Neuroscience and Psychiatric Residency Training

by Donald Mender, M. D.

In recent years it has become an article of faith among academic psychiatrists that all mental phenomena arise from processes in the brain.

The rise of neurological reductionism to paradigmatic dominance has coincided with a decline in dedicated public funding for academic psychiatric departments. University-based researchers over the past two decades have increasingly needed the financial support of drug companies, and the ideology of cognitive neuroscience has helped justify funding applications submitted by investigators. Meanwhile, more and more educators have been forced to underwrite residency training programs through the clinical revenues of academic departments, and portrayal of psychiatric interventions in neurological terms implying parity with purely medical services has proliferated in order to safeguard third party remimbursement.

These and allied pressures, combining to enthrone neuroscience and the medical model at academic centers, have commandeered the curricula of psychiatric residency training programs.

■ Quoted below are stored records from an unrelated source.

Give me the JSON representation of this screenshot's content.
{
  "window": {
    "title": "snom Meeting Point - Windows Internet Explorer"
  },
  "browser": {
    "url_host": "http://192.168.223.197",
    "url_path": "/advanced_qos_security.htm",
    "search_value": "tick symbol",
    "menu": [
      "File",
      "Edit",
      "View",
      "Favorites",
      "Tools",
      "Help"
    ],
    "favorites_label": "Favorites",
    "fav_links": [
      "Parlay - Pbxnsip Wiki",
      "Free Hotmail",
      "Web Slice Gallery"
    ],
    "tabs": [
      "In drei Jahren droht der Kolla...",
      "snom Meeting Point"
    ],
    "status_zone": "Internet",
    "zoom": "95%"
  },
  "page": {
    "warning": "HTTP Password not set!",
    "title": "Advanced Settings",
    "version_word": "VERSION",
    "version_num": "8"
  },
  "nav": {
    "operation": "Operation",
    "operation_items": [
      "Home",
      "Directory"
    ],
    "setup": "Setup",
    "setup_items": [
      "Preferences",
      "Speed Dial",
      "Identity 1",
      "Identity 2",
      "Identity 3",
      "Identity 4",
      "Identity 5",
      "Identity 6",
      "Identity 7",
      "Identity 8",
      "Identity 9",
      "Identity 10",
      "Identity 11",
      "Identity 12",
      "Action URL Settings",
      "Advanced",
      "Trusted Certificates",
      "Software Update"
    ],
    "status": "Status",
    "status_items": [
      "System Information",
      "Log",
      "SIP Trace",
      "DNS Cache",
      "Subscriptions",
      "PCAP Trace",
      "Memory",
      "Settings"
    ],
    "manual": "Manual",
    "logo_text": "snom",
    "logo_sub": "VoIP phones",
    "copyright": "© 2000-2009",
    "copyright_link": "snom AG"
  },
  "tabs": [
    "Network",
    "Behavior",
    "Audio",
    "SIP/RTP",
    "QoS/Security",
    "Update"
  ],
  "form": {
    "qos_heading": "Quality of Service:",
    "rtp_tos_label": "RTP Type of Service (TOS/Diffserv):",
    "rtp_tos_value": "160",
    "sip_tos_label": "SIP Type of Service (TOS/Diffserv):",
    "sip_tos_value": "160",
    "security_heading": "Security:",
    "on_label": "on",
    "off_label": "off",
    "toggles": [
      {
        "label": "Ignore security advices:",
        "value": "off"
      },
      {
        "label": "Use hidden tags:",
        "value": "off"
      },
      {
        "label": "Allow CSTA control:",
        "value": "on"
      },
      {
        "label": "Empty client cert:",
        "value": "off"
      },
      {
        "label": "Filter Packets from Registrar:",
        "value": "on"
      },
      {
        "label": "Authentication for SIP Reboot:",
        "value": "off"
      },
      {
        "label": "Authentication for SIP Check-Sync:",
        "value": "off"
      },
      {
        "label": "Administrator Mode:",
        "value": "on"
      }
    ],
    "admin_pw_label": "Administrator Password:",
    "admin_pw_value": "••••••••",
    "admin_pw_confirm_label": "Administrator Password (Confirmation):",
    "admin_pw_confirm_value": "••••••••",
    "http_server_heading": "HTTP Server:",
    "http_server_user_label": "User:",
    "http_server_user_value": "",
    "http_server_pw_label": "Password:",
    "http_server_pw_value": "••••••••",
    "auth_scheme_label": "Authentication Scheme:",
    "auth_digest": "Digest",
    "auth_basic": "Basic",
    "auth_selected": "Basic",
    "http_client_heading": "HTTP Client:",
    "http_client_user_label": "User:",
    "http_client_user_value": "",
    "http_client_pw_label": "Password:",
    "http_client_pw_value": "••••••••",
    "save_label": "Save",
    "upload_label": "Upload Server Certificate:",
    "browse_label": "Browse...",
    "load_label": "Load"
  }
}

Consequently, views of mental illness offered to trainees are increasingly restricted to brain-based models.

However, if future psychiatrists are to make up their own minds about the nature of the psyche in health and disease, they must be exposed to a broad range of outlooks on the subject. Materialistic perspectives should be supplemented by coherent presentations of equally tenable ontologies, including idealism, interactive dualism, parallelism, and neutral monism. Empirical research epistemologies should be balanced by an understanding of phenomenology, hermeneutics and semiotics, so that the psychodynamics, meta-economics, genealogy and power-structuring symbolism of neurobiological psychiatry are understood.

In particular, clinical trainees need to comprehend the crucial place occupied by psychoanalysis in the hermeutic arsenal of critical social theory. Because of its psychoanalytic tradition, American psychiatry has both the ability and solemn duty, unique among the medical specialties, to inform others, starting with its own junior ranks, about dangerous flaws in market ideologies now degrading patient care. In particular, psychoanalytic insights can help to expose the multifarious meanings of money, the pathological nature of collective greed in corporate life, the complicating role of masochism in consumer models of mental hygiene, and the existential conflict between security and risk inherent in all concepts of health insurance. Hence, psychoanalysis, through its constructively subversive potential, can provide a prospective practitioner with good reasons to defend his or her autonomous clinical integrity.

Beyond clinicians-in-training, residents who plan research careers might find radical departures from today's neuroscientific orthodoxies creatively liberating. Nascent investigators may benefit by seeing beyond currently received limits on our understanding of the mind-brain nexus as digital molecular computation. Equally rigorous quantum-formalistic and field-theoretical approaches could prove highly relevant to those seeking fresh avenues of inquiry. For example, isomorphisms between quantum computation and Heidegger's philosophy, recently pointed out by Globus, Awret and others, might generate productive long-range lines of future research that transforms the meaning of "biopsychosocial" psychiatry in revolutionary ways.

We will jeopardize the future of our specialty unless budding thinkers are given a broad foundation from which to grow. Residency program directors must remove the blinders of standard cognitive neuroscience so that psychiatrists in training can see the larger context in which their still young field might mature.